Problem details: Print out the data precisely as it appears here, with no pictures.

[Extracted records]
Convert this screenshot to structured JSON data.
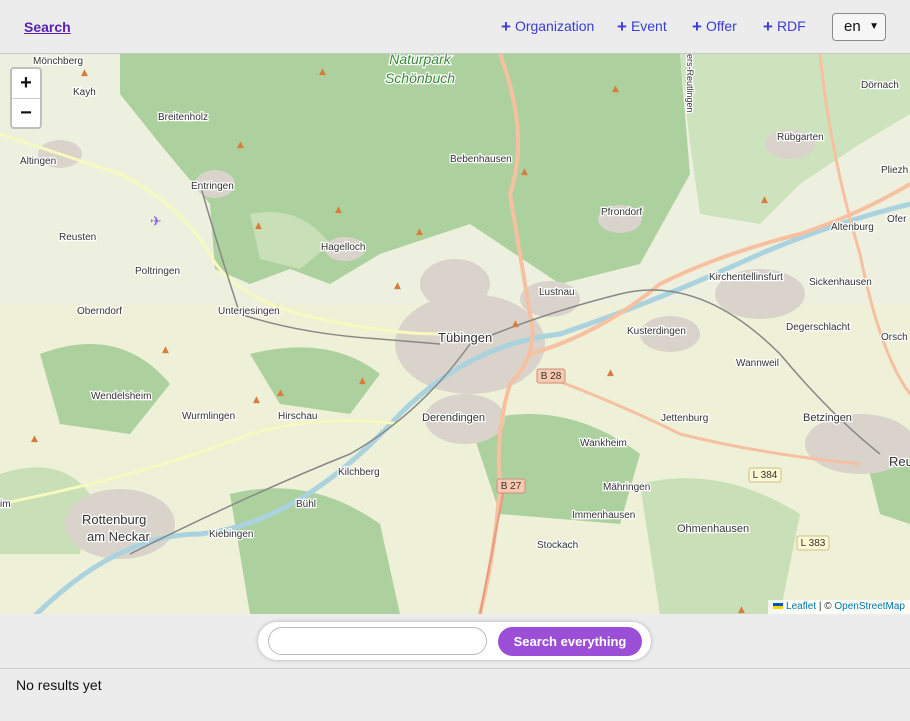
{
  "header": {
    "brand_link": "Search",
    "nav": [
      {
        "label": "Organization"
      },
      {
        "label": "Event"
      },
      {
        "label": "Offer"
      },
      {
        "label": "RDF"
      }
    ],
    "language": "en"
  },
  "map": {
    "zoom_in": "+",
    "zoom_out": "−",
    "labels": {
      "naturpark": "Naturpark",
      "schoenbuch": "Schönbuch",
      "moenchberg": "Mönchberg",
      "kayh": "Kayh",
      "breitenholz": "Breitenholz",
      "altingen": "Altingen",
      "entringen": "Entringen",
      "reusten": "Reusten",
      "poltringen": "Poltringen",
      "oberndorf": "Oberndorf",
      "unterjesingen": "Unterjesingen",
      "hagelloch": "Hagelloch",
      "bebenhausen": "Bebenhausen",
      "pfrondorf": "Pfrondorf",
      "lustnau": "Lustnau",
      "tuebingen": "Tübingen",
      "kusterdingen": "Kusterdingen",
      "kirchentellinsfurt": "Kirchentellinsfurt",
      "sickenhausen": "Sickenhausen",
      "degerschlacht": "Degerschlacht",
      "wannweil": "Wannweil",
      "wendelsheim": "Wendelsheim",
      "wurmlingen": "Wurmlingen",
      "hirschau": "Hirschau",
      "derendingen": "Derendingen",
      "wankheim": "Wankheim",
      "jettenburg": "Jettenburg",
      "betzingen": "Betzingen",
      "kilchberg": "Kilchberg",
      "buehl": "Bühl",
      "maehringen": "Mähringen",
      "immenhausen": "Immenhausen",
      "ohmenhausen": "Ohmenhausen",
      "rottenburg": "Rottenburg",
      "am_neckar": "am Neckar",
      "kiebingen": "Kiebingen",
      "stockach": "Stockach",
      "doernach": "Dörnach",
      "ruebgarten": "Rübgarten",
      "altenburg": "Altenburg",
      "pliezh": "Pliezh",
      "ofer": "Ofer",
      "orsch": "Orsch",
      "reu": "Reu",
      "im": "im",
      "reutlingen_str": "ers-Reutlingen",
      "b28": "B 28",
      "b27": "B 27",
      "l384": "L 384",
      "l383": "L 383"
    },
    "attribution": {
      "leaflet": "Leaflet",
      "separator": " | © ",
      "osm": "OpenStreetMap"
    }
  },
  "search": {
    "placeholder": "",
    "button_label": "Search everything"
  },
  "results": {
    "status": "No results yet"
  },
  "colors": {
    "brand": "#5b21b6",
    "nav_link": "#3b3bd6",
    "search_button": "#9a4fd6",
    "forest": "#add19e",
    "town": "#d9d3cc",
    "water": "#aad3df"
  }
}
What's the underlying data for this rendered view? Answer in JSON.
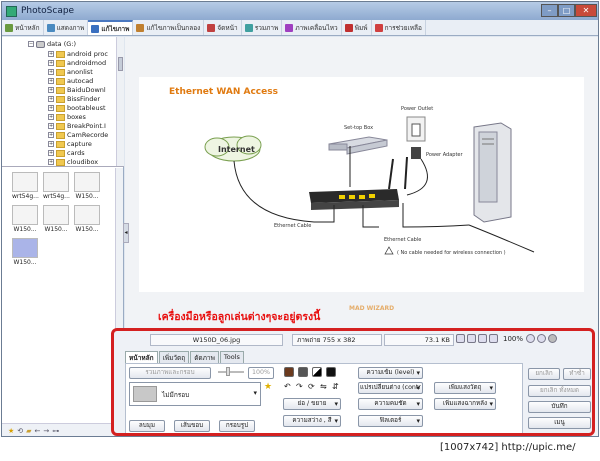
{
  "window": {
    "title": "PhotoScape",
    "controls": [
      "–",
      "□",
      "✕"
    ]
  },
  "tabs": [
    {
      "label": "หน้าหลัก",
      "icon": "home-icon",
      "color": "#6a9a40"
    },
    {
      "label": "แสดงภาพ",
      "icon": "viewer-icon",
      "color": "#4a8ac0"
    },
    {
      "label": "แก้ไขภาพ",
      "icon": "editor-icon",
      "color": "#3a70c0",
      "active": true
    },
    {
      "label": "แก้ไขภาพเป็นกลอง",
      "icon": "batch-icon",
      "color": "#c08030"
    },
    {
      "label": "จัดหน้า",
      "icon": "page-icon",
      "color": "#c04040"
    },
    {
      "label": "รวมภาพ",
      "icon": "combine-icon",
      "color": "#40a0a0"
    },
    {
      "label": "ภาพเคลื่อนไหว",
      "icon": "gif-icon",
      "color": "#a040c0"
    },
    {
      "label": "พิมพ์",
      "icon": "print-icon",
      "color": "#c03030"
    },
    {
      "label": "การช่วยเหลือ",
      "icon": "help-icon",
      "color": "#d04040"
    }
  ],
  "tree": {
    "root": "data (G:)",
    "folders": [
      "android proc",
      "androidmod",
      "anonlist",
      "autocad",
      "BaiduDownl",
      "BissFinder",
      "bootableust",
      "boxes",
      "BreakPoint.I",
      "CamRecorde",
      "capture",
      "cards",
      "cloudibox"
    ]
  },
  "thumbnails": [
    "wrt54g...",
    "wrt54g...",
    "W150...",
    "W150...",
    "W150...",
    "W150...",
    "W150..."
  ],
  "diagram": {
    "title": "Ethernet WAN Access",
    "internet": "Internet",
    "settop": "Set-top Box",
    "outlet": "Power Outlet",
    "adapter": "Power Adapter",
    "cable1": "Ethernet Cable",
    "cable2": "Ethernet Cable",
    "note": "( No cable needed  for wireless connection )"
  },
  "caption": "เครื่องมือหรือลูกเล่นต่างๆจะอยู่ตรงนี้",
  "watermark": "MAD WIZARD",
  "info": {
    "filename": "W150D_06.jpg",
    "dimensions": "ภาพถ่าย 755 x 382",
    "filesize": "73.1 KB",
    "zoom": "100%"
  },
  "subtabs": [
    "หน้าหลัก",
    "เพิ่มวัตถุ",
    "ตัดภาพ",
    "Tools"
  ],
  "controls": {
    "resize_btn": "รวมภาพและกรอบ",
    "percent": "100%",
    "frame_select": "ไม่มีกรอบ",
    "brightness": "ความเข้ม (level)",
    "contrast": "แปรเปลี่ยนต่าง (contr",
    "sharpen": "ความคมชัด",
    "filter": "ฟิลเตอร์",
    "size": "ย่อ / ขยาย",
    "brightness_color": "ความสว่าง , สี",
    "add_light": "เพิ่มแสงวัตถุ",
    "add_bg_light": "เพิ่มแสงฉากหลัง",
    "rounded": "ลบมุม",
    "margin": "เส้นขอบ",
    "frame_line": "กรอบรูป"
  },
  "right_buttons": {
    "undo": "ยกเลิก",
    "redo": "ทำซ้ำ",
    "undo_all": "ยกเลิก ทั้งหมด",
    "save": "บันทึก",
    "menu": "เมนู"
  },
  "footer": "[1007x742] http://upic.me/"
}
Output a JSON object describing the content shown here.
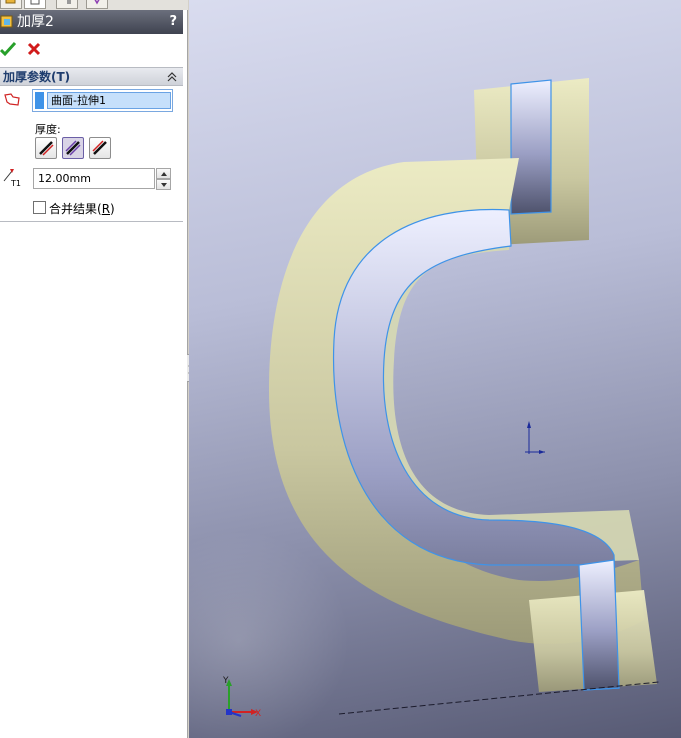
{
  "feature": {
    "title": "加厚2",
    "help": "?"
  },
  "group": {
    "title": "加厚参数(T)"
  },
  "face_list": {
    "selected_item": "曲面-拉伸1"
  },
  "thickness": {
    "label": "厚度:",
    "options": [
      "thicken-side-1",
      "thicken-both-sides",
      "thicken-side-2"
    ],
    "selected_option": "thicken-both-sides",
    "value": "12.00mm"
  },
  "merge": {
    "label": "合并结果",
    "shortcut": "R",
    "checked": false
  },
  "triad": {
    "x_label": "X",
    "y_label": "Y"
  },
  "colors": {
    "title_bar": "#4f5360",
    "selection": "#3f93e8",
    "model_surface": "#e8e6b8",
    "viewport_top": "#d9dcef",
    "viewport_bottom": "#575a74"
  }
}
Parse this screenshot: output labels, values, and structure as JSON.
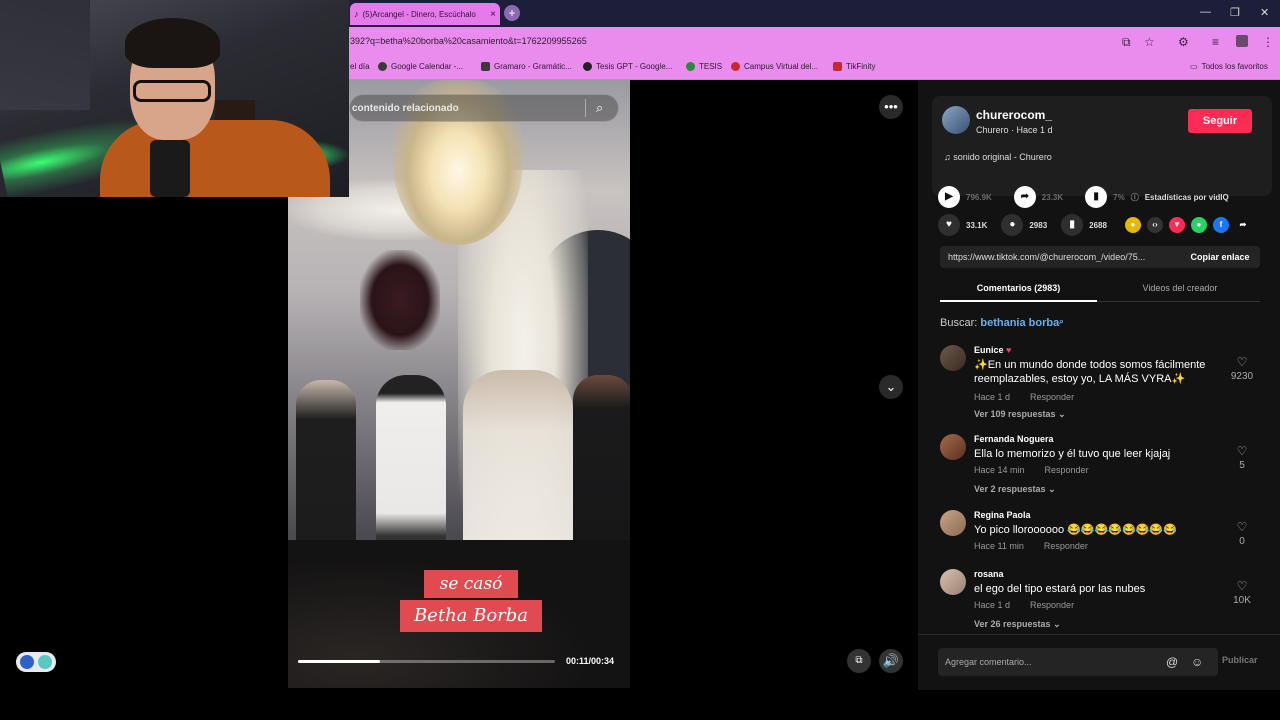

Written solution:
Convert this screenshot to structured JSON data.
{
  "header": {
    "brand_link": "Search",
    "nav": [
      {
        "label": "Organization"
      },
      {
        "label": "Event"
      },
      {
        "label": "Offer"
      },
      {
        "label": "RDF"
      }
    ],
    "language": "en"
  },
  "map": {
    "zoom_in": "+",
    "zoom_out": "−",
    "labels": {
      "naturpark": "Naturpark",
      "schoenbuch": "Schönbuch",
      "moenchberg": "Mönchberg",
      "kayh": "Kayh",
      "breitenholz": "Breitenholz",
      "altingen": "Altingen",
      "entringen": "Entringen",
      "reusten": "Reusten",
      "poltringen": "Poltringen",
      "oberndorf": "Oberndorf",
      "unterjesingen": "Unterjesingen",
      "hagelloch": "Hagelloch",
      "bebenhausen": "Bebenhausen",
      "pfrondorf": "Pfrondorf",
      "lustnau": "Lustnau",
      "tuebingen": "Tübingen",
      "kusterdingen": "Kusterdingen",
      "kirchentellinsfurt": "Kirchentellinsfurt",
      "sickenhausen": "Sickenhausen",
      "degerschlacht": "Degerschlacht",
      "wannweil": "Wannweil",
      "wendelsheim": "Wendelsheim",
      "wurmlingen": "Wurmlingen",
      "hirschau": "Hirschau",
      "derendingen": "Derendingen",
      "wankheim": "Wankheim",
      "jettenburg": "Jettenburg",
      "betzingen": "Betzingen",
      "kilchberg": "Kilchberg",
      "buehl": "Bühl",
      "maehringen": "Mähringen",
      "immenhausen": "Immenhausen",
      "ohmenhausen": "Ohmenhausen",
      "rottenburg": "Rottenburg",
      "am_neckar": "am Neckar",
      "kiebingen": "Kiebingen",
      "stockach": "Stockach",
      "doernach": "Dörnach",
      "ruebgarten": "Rübgarten",
      "altenburg": "Altenburg",
      "pliezh": "Pliezh",
      "ofer": "Ofer",
      "orsch": "Orsch",
      "reu": "Reu",
      "im": "im",
      "reutlingen_str": "ers-Reutlingen",
      "b28": "B 28",
      "b27": "B 27",
      "l384": "L 384",
      "l383": "L 383"
    },
    "attribution": {
      "leaflet": "Leaflet",
      "separator": " | © ",
      "osm": "OpenStreetMap"
    }
  },
  "search": {
    "placeholder": "",
    "button_label": "Search everything"
  },
  "results": {
    "status": "No results yet"
  },
  "colors": {
    "brand": "#5b21b6",
    "nav_link": "#3b3bd6",
    "search_button": "#9a4fd6",
    "forest": "#add19e",
    "town": "#d9d3cc",
    "water": "#aad3df"
  }
}
What's the underlying data for this rendered view? Answer in JSON.
{
  "window": {
    "title": "PhotoScape",
    "controls": [
      "–",
      "□",
      "✕"
    ]
  },
  "tabs": [
    {
      "label": "หน้าหลัก",
      "icon": "home-icon",
      "color": "#6a9a40"
    },
    {
      "label": "แสดงภาพ",
      "icon": "viewer-icon",
      "color": "#4a8ac0"
    },
    {
      "label": "แก้ไขภาพ",
      "icon": "editor-icon",
      "color": "#3a70c0",
      "active": true
    },
    {
      "label": "แก้ไขภาพเป็นกลอง",
      "icon": "batch-icon",
      "color": "#c08030"
    },
    {
      "label": "จัดหน้า",
      "icon": "page-icon",
      "color": "#c04040"
    },
    {
      "label": "รวมภาพ",
      "icon": "combine-icon",
      "color": "#40a0a0"
    },
    {
      "label": "ภาพเคลื่อนไหว",
      "icon": "gif-icon",
      "color": "#a040c0"
    },
    {
      "label": "พิมพ์",
      "icon": "print-icon",
      "color": "#c03030"
    },
    {
      "label": "การช่วยเหลือ",
      "icon": "help-icon",
      "color": "#d04040"
    }
  ],
  "tree": {
    "root": "data (G:)",
    "folders": [
      "android proc",
      "androidmod",
      "anonlist",
      "autocad",
      "BaiduDownl",
      "BissFinder",
      "bootableust",
      "boxes",
      "BreakPoint.I",
      "CamRecorde",
      "capture",
      "cards",
      "cloudibox"
    ]
  },
  "thumbnails": [
    "wrt54g...",
    "wrt54g...",
    "W150...",
    "W150...",
    "W150...",
    "W150...",
    "W150..."
  ],
  "diagram": {
    "title": "Ethernet WAN Access",
    "internet": "Internet",
    "settop": "Set-top Box",
    "outlet": "Power Outlet",
    "adapter": "Power Adapter",
    "cable1": "Ethernet Cable",
    "cable2": "Ethernet Cable",
    "note": "( No cable needed  for wireless connection )"
  },
  "caption": "เครื่องมือหรือลูกเล่นต่างๆจะอยู่ตรงนี้",
  "watermark": "MAD WIZARD",
  "info": {
    "filename": "W150D_06.jpg",
    "dimensions": "ภาพถ่าย 755 x 382",
    "filesize": "73.1 KB",
    "zoom": "100%"
  },
  "subtabs": [
    "หน้าหลัก",
    "เพิ่มวัตถุ",
    "ตัดภาพ",
    "Tools"
  ],
  "controls": {
    "resize_btn": "รวมภาพและกรอบ",
    "percent": "100%",
    "frame_select": "ไม่มีกรอบ",
    "brightness": "ความเข้ม (level)",
    "contrast": "แปรเปลี่ยนต่าง (contr",
    "sharpen": "ความคมชัด",
    "filter": "ฟิลเตอร์",
    "size": "ย่อ / ขยาย",
    "brightness_color": "ความสว่าง , สี",
    "add_light": "เพิ่มแสงวัตถุ",
    "add_bg_light": "เพิ่มแสงฉากหลัง",
    "rounded": "ลบมุม",
    "margin": "เส้นขอบ",
    "frame_line": "กรอบรูป"
  },
  "right_buttons": {
    "undo": "ยกเลิก",
    "redo": "ทำซ้ำ",
    "undo_all": "ยกเลิก ทั้งหมด",
    "save": "บันทึก",
    "menu": "เมนู"
  },
  "footer": "[1007x742] http://upic.me/"
}
Output a JSON object describing the content shown here.
{
  "feature": {
    "title": "加厚2",
    "help": "?"
  },
  "group": {
    "title": "加厚参数(T)"
  },
  "face_list": {
    "selected_item": "曲面-拉伸1"
  },
  "thickness": {
    "label": "厚度:",
    "options": [
      "thicken-side-1",
      "thicken-both-sides",
      "thicken-side-2"
    ],
    "selected_option": "thicken-both-sides",
    "value": "12.00mm"
  },
  "merge": {
    "label": "合并结果",
    "shortcut": "R",
    "checked": false
  },
  "triad": {
    "x_label": "X",
    "y_label": "Y"
  },
  "colors": {
    "title_bar": "#4f5360",
    "selection": "#3f93e8",
    "model_surface": "#e8e6b8",
    "viewport_top": "#d9dcef",
    "viewport_bottom": "#575a74"
  }
}
Parse this screenshot: output labels, values, and structure as JSON.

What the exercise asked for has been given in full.